But as the political scientist V.O. Key observed decades ago, the biggest effect of a large black population in the South is to polarize voting along racial lines. As a result, white voters in the Deep South are more solidly Republican than whites in the Rim South. For instance, in the 2012 reelection of the first African American president, 75 percent of Deep South whites voted for the Republican Mitt Romney, while in the Rim South, only 61 percent of whites did. Because whites are so reliably Republican in states like Mississippi, the GOP can dominate statewide elections, despite relatively large numbers of black voters.

Since 2010, Republicans in the Deep South have controlled every state legislative chamber (with almost no black Republican lawmakers), while all 10 of these legislative chambers — the House and Senate in each of the five states — have a Democratic opposition that is majority African American. And since 2008, blacks comprise the majority of Democratic presidential primary voters in every Deep South state.

[interstitial_link url=”https://www.washingtonpost.com/news/monkey-cage/wp/2018/11/13/was-it-a-blue-wave-or-not-that-depends-on-how-you-define-a-wave/”]Was it a blue wave or not? That depends on how you define a ‘wave.'[/interstitial_link]

2. The urban-rural divide helps Republicans in the Deep South

The urban-rural divide also makes states like Mississippi difficult terrain for the Democrats.

In the 2018 midterms, 65 percent of urban voters supported a Democratic House candidate, while just 42 percent of voters in rural areas did, according to exit polls. (Suburban voters were evenly split.) That’s one reason Democrats made some gains in the Rim South, where 80 percent of voters live in urban settings. But in the Deep South, the share of urban residents is just 67 percent, meaning that a large number of voters live in rural areas, parts of the country that have become Republican bastions.

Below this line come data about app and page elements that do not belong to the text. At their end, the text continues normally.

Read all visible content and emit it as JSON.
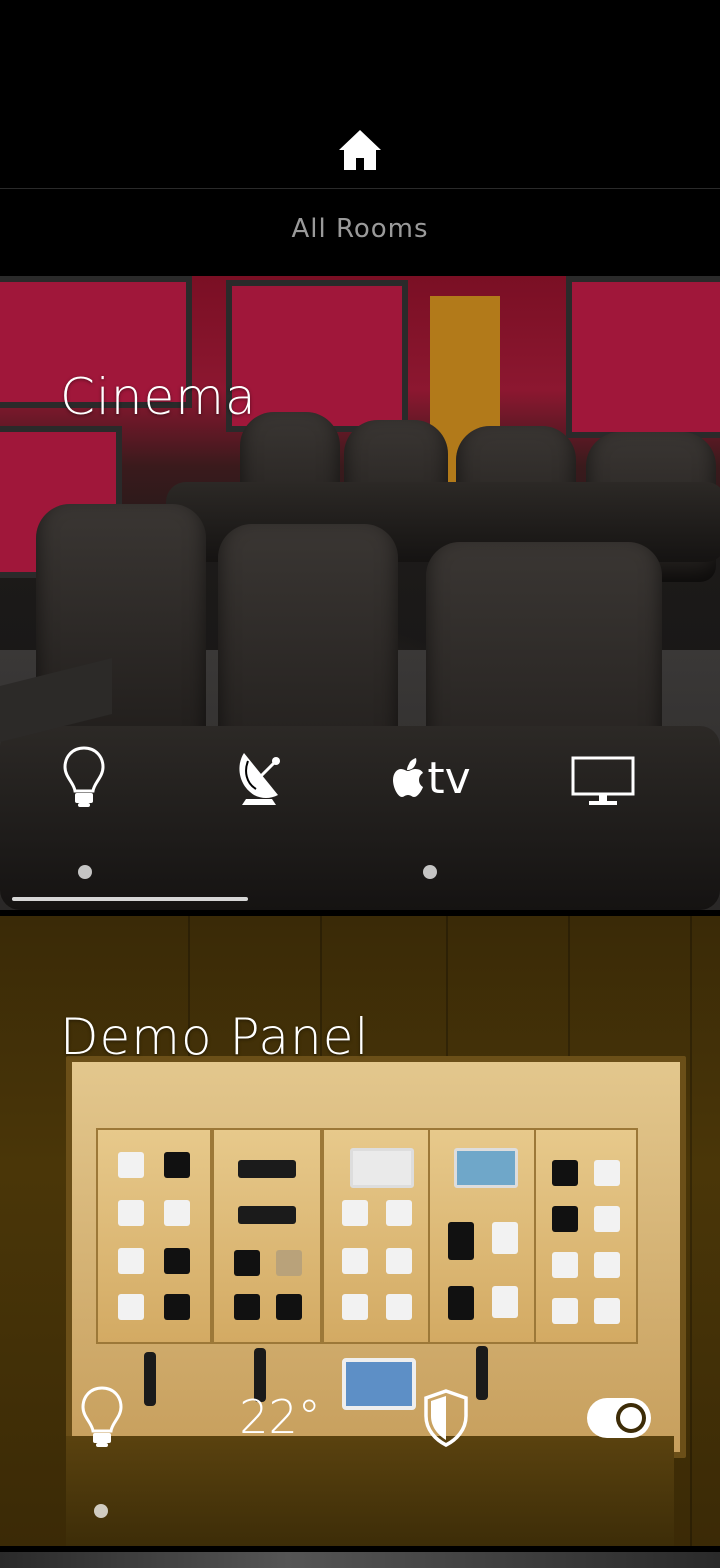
{
  "header": {
    "home_icon": "home-icon",
    "title": "All Rooms"
  },
  "rooms": [
    {
      "name": "Cinema",
      "controls": [
        {
          "icon": "lightbulb-icon"
        },
        {
          "icon": "satellite-dish-icon"
        },
        {
          "icon": "apple-tv-icon",
          "label": "tv"
        },
        {
          "icon": "monitor-icon"
        }
      ],
      "page_indicators": 2
    },
    {
      "name": "Demo Panel",
      "controls": [
        {
          "icon": "lightbulb-icon"
        },
        {
          "icon": "temperature-readout",
          "label": "22°"
        },
        {
          "icon": "shield-icon"
        },
        {
          "icon": "toggle-switch-icon",
          "state": "on"
        }
      ],
      "page_indicators": 1
    }
  ],
  "colors": {
    "background": "#000000",
    "header_text": "#9a9a9a",
    "foreground": "#ffffff"
  }
}
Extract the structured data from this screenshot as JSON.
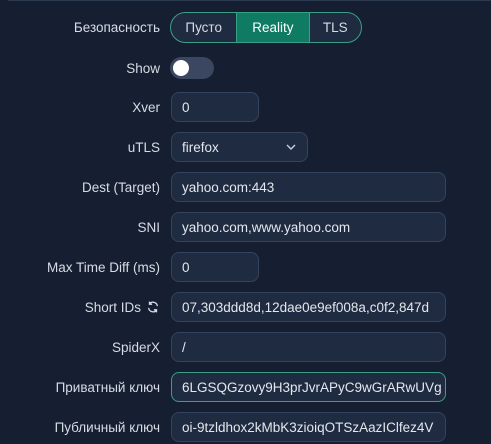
{
  "security": {
    "label": "Безопасность",
    "options": [
      "Пусто",
      "Reality",
      "TLS"
    ],
    "selected": "Reality"
  },
  "show": {
    "label": "Show",
    "enabled": false
  },
  "xver": {
    "label": "Xver",
    "value": "0"
  },
  "utls": {
    "label": "uTLS",
    "value": "firefox"
  },
  "dest": {
    "label": "Dest (Target)",
    "value": "yahoo.com:443"
  },
  "sni": {
    "label": "SNI",
    "value": "yahoo.com,www.yahoo.com"
  },
  "max_time_diff": {
    "label": "Max Time Diff (ms)",
    "value": "0"
  },
  "short_ids": {
    "label": "Short IDs",
    "value": "07,303ddd8d,12dae0e9ef008a,c0f2,847d"
  },
  "spiderx": {
    "label": "SpiderX",
    "value": "/"
  },
  "private_key": {
    "label": "Приватный ключ",
    "value": "6LGSQGzovy9H3prJvrAPyC9wGrARwUVg"
  },
  "public_key": {
    "label": "Публичный ключ",
    "value": "oi-9tzldhox2kMbK3zioiqOTSzAazIClfez4V"
  },
  "colors": {
    "accent": "#0f7b62",
    "accent_border": "#3a9f86",
    "background": "#151f31",
    "field_bg": "#1f2b40"
  },
  "icons": {
    "utls_dropdown": "chevron-down-icon",
    "short_ids_regen": "sync-icon"
  }
}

At 51 percent rural, Mississippi remains the only state in the South with a majority of residents still residing outside urban areas. With less than 3 million residents, Mississippi is now the least populous among the 11 ex-Confederate states. From 2010 to 2016, the Magnolia State’s population actually experienced a net loss of more than 35,000 residents. In other words, Mississippi doesn’t have many of the urban and suburban professionals who were an important part of the Obama coalition, and who contributed to 2018 Democratic congressional victories in high-growth metropolitan sections of Florida, Texas, and Virginia, as well as smaller gains in South Carolina and Georgia.

3. The Yankee and Latino populations are growing more slowly in the Deep South

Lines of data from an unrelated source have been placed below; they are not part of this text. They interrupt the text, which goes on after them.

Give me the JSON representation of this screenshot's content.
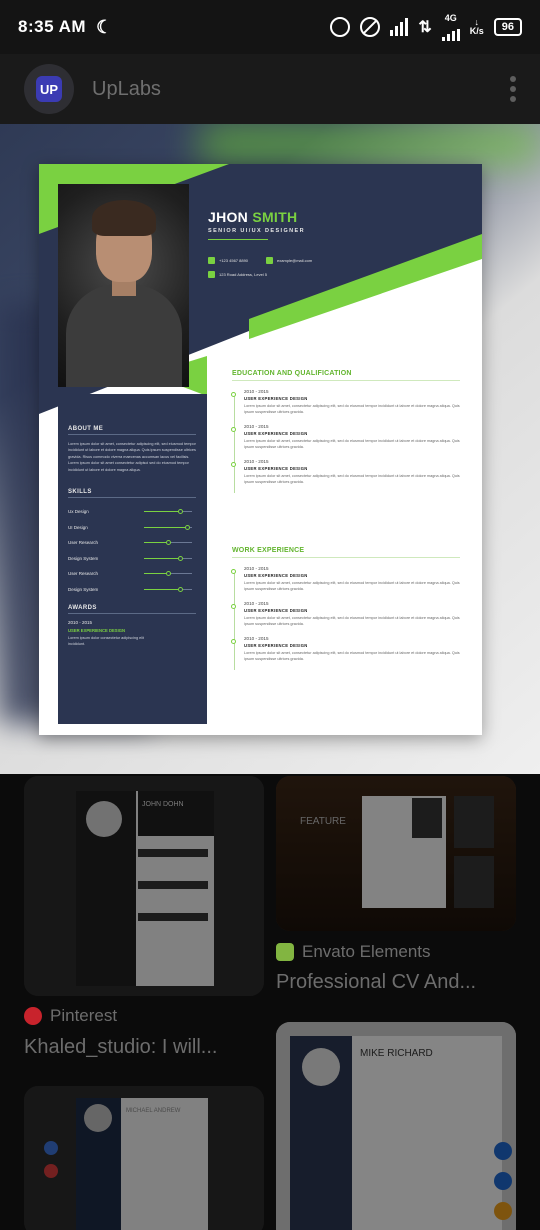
{
  "status_bar": {
    "time": "8:35 AM",
    "network": "4G",
    "speed_unit": "K/s",
    "battery": "96",
    "icons": [
      "moon-icon",
      "alarm-icon",
      "do-not-disturb-icon",
      "signal-icon",
      "data-arrows-icon",
      "signal-4g-icon",
      "battery-icon"
    ]
  },
  "app_bar": {
    "logo_text": "UP",
    "title": "UpLabs"
  },
  "resume": {
    "first_name": "JHON",
    "last_name": "SMITH",
    "role": "SENIOR UI/UX DESIGNER",
    "phone": "+123 4567 8890",
    "email": "example@mail.com",
    "address": "123 Road Address, Level 5",
    "about_title": "ABOUT ME",
    "about_text": "Lorem ipsum dolor sit amet, consectetur adipiscing elit, sed eiusmod tempor incididunt ut labore et dolore magna aliqua. Quis ipsum suspendisse ultrices gravida. Risus commodo viverra maecenas accumsan lacus vel facilisis. Lorem ipsum dolor sit amet consectetur adipisci sed do eiusmod tempor incididunt ut labore et dolore magna aliqua.",
    "skills_title": "SKILLS",
    "skills": [
      {
        "label": "Ux Design",
        "level": 0.75
      },
      {
        "label": "UI Design",
        "level": 0.9
      },
      {
        "label": "User Research",
        "level": 0.5
      },
      {
        "label": "Design System",
        "level": 0.75
      },
      {
        "label": "User Research",
        "level": 0.5
      },
      {
        "label": "Design System",
        "level": 0.75
      }
    ],
    "awards_title": "AWARDS",
    "award_years": "2010 - 2015",
    "award_name": "USER EXPERIENCE DESIGN",
    "award_text": "Lorem ipsum dolor consectetur adipiscing elit incididunt.",
    "education_title": "EDUCATION AND QUALIFICATION",
    "education": [
      {
        "years": "2010 - 2015",
        "title": "USER EXPERIENCE DESIGN",
        "desc": "Lorem ipsum dolor sit amet, consectetur adipiscing elit, sed do eiusmod tempor incididunt ut labore et dolore magna aliqua. Quis ipsum suspendisse ultrices gravida."
      },
      {
        "years": "2010 - 2015",
        "title": "USER EXPERIENCE DESIGN",
        "desc": "Lorem ipsum dolor sit amet, consectetur adipiscing elit, sed do eiusmod tempor incididunt ut labore et dolore magna aliqua. Quis ipsum suspendisse ultrices gravida."
      },
      {
        "years": "2010 - 2015",
        "title": "USER EXPERIENCE DESIGN",
        "desc": "Lorem ipsum dolor sit amet, consectetur adipiscing elit, sed do eiusmod tempor incididunt ut labore et dolore magna aliqua. Quis ipsum suspendisse ultrices gravida."
      }
    ],
    "work_title": "WORK EXPERIENCE",
    "work": [
      {
        "years": "2010 - 2015",
        "title": "USER EXPERIENCE DESIGN",
        "desc": "Lorem ipsum dolor sit amet, consectetur adipiscing elit, sed do eiusmod tempor incididunt ut labore et dolore magna aliqua. Quis ipsum suspendisse ultrices gravida."
      },
      {
        "years": "2010 - 2015",
        "title": "USER EXPERIENCE DESIGN",
        "desc": "Lorem ipsum dolor sit amet, consectetur adipiscing elit, sed do eiusmod tempor incididunt ut labore et dolore magna aliqua. Quis ipsum suspendisse ultrices gravida."
      },
      {
        "years": "2010 - 2015",
        "title": "USER EXPERIENCE DESIGN",
        "desc": "Lorem ipsum dolor sit amet, consectetur adipiscing elit, sed do eiusmod tempor incididunt ut labore et dolore magna aliqua. Quis ipsum suspendisse ultrices gravida."
      }
    ]
  },
  "results": [
    {
      "source": "Pinterest",
      "caption": "Khaled_studio: I will...",
      "thumb_title": "JOHN DOHN"
    },
    {
      "source": "Envato Elements",
      "caption": "Professional CV And...",
      "thumb_title": "FEATURE"
    },
    {
      "thumb_title": "MICHAEL ANDREW"
    },
    {
      "thumb_title": "MIKE RICHARD"
    }
  ],
  "colors": {
    "accent_green": "#7ad141",
    "navy": "#2b3551",
    "pinterest_red": "#c8232c",
    "envato_green": "#82b541"
  }
}
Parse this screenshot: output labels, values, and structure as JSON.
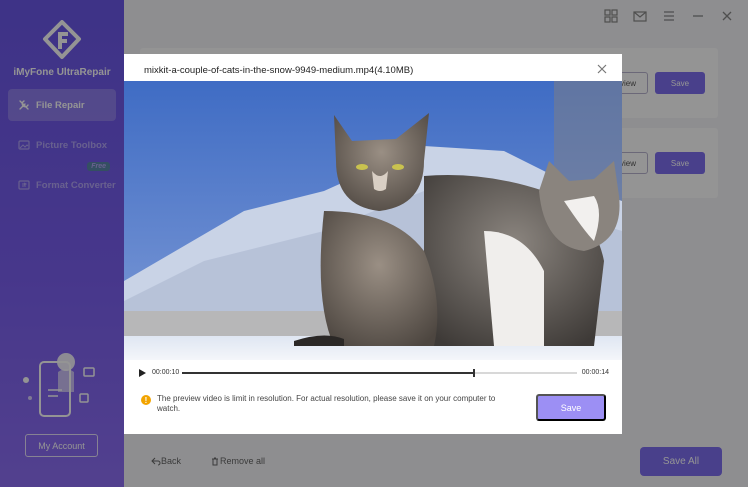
{
  "sidebar": {
    "brand": "iMyFone UltraRepair",
    "items": [
      {
        "label": "File Repair",
        "icon": "wrench-icon"
      },
      {
        "label": "Picture Toolbox",
        "icon": "image-icon"
      },
      {
        "label": "Format Converter",
        "icon": "convert-icon",
        "badge": "Free"
      }
    ],
    "account_label": "My Account"
  },
  "topbar": {
    "icons": [
      "grid-icon",
      "mail-icon",
      "menu-icon",
      "minimize-icon",
      "close-icon"
    ]
  },
  "cards": [
    {
      "preview_label": "view",
      "save_label": "Save"
    },
    {
      "preview_label": "view",
      "save_label": "Save"
    }
  ],
  "bottom": {
    "back_label": "Back",
    "remove_label": "Remove all",
    "save_all_label": "Save All"
  },
  "modal": {
    "title": "mixkit-a-couple-of-cats-in-the-snow-9949-medium.mp4(4.10MB)",
    "current_time": "00:00:10",
    "total_time": "00:00:14",
    "progress": 0.74,
    "notice": "The preview video is limit in resolution. For actual resolution, please save it on your computer to watch.",
    "save_label": "Save"
  },
  "colors": {
    "accent": "#7e6ef0",
    "sidebar_top": "#6b58e8",
    "warning": "#f2a400",
    "free_badge": "#3fbf5a"
  }
}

Deep South states like Mississippi have experienced less “in-migration” from Democratic parts of the country in recent years than have several Rim South states. For instance, 52 percent of those recently moving to Virginia, the South’s most Democratic state, have come from the deep blue Northeast. As recent studies have shown, the influx of northern migrants has directly contributed to Democratic strength, including Barack Obama’s narrow 2008 victory in North Carolina.

But in contrast, only 20 percent of recent northern migrants to Mississippi hail from the Northeast. That’s the eighth lowest rate among the 11-state South.

Finally, the Latino population is growing in southern states beyond Texas and Florida. In 2017, the first two Latinas won Virginia House of Delegates seats. But while the South-wide Latino population stands at 18.7 percent, it makes up just 2.9 percent of Mississippi’s residents, the lowest percentage in the entire region, according to a 2016 Census.

[interstitial_link url=”https://www.washingtonpost.com/news/monkey-cage/wp/2018/11/19/this-november-eight-mostly-white-districts-elected-black-members-of-congress-thats-a-breakthrough/”]Eight white-majority districts elected black members of Congress this year. That’s a breakthrough.[/interstitial_link]

Here’s the takeaway

The South is certainly changing in ways that are yielding benefits for the Democratic Party. But Hyde-Smith’s victory in Mississippi, despite the controversy over her racial appeals, is a reminder that different parts of Dixie are changing at very different speeds.

Seth C. McKee is associate professor of political science at Texas Tech University and the current editor in chief of Political Research Quarterly.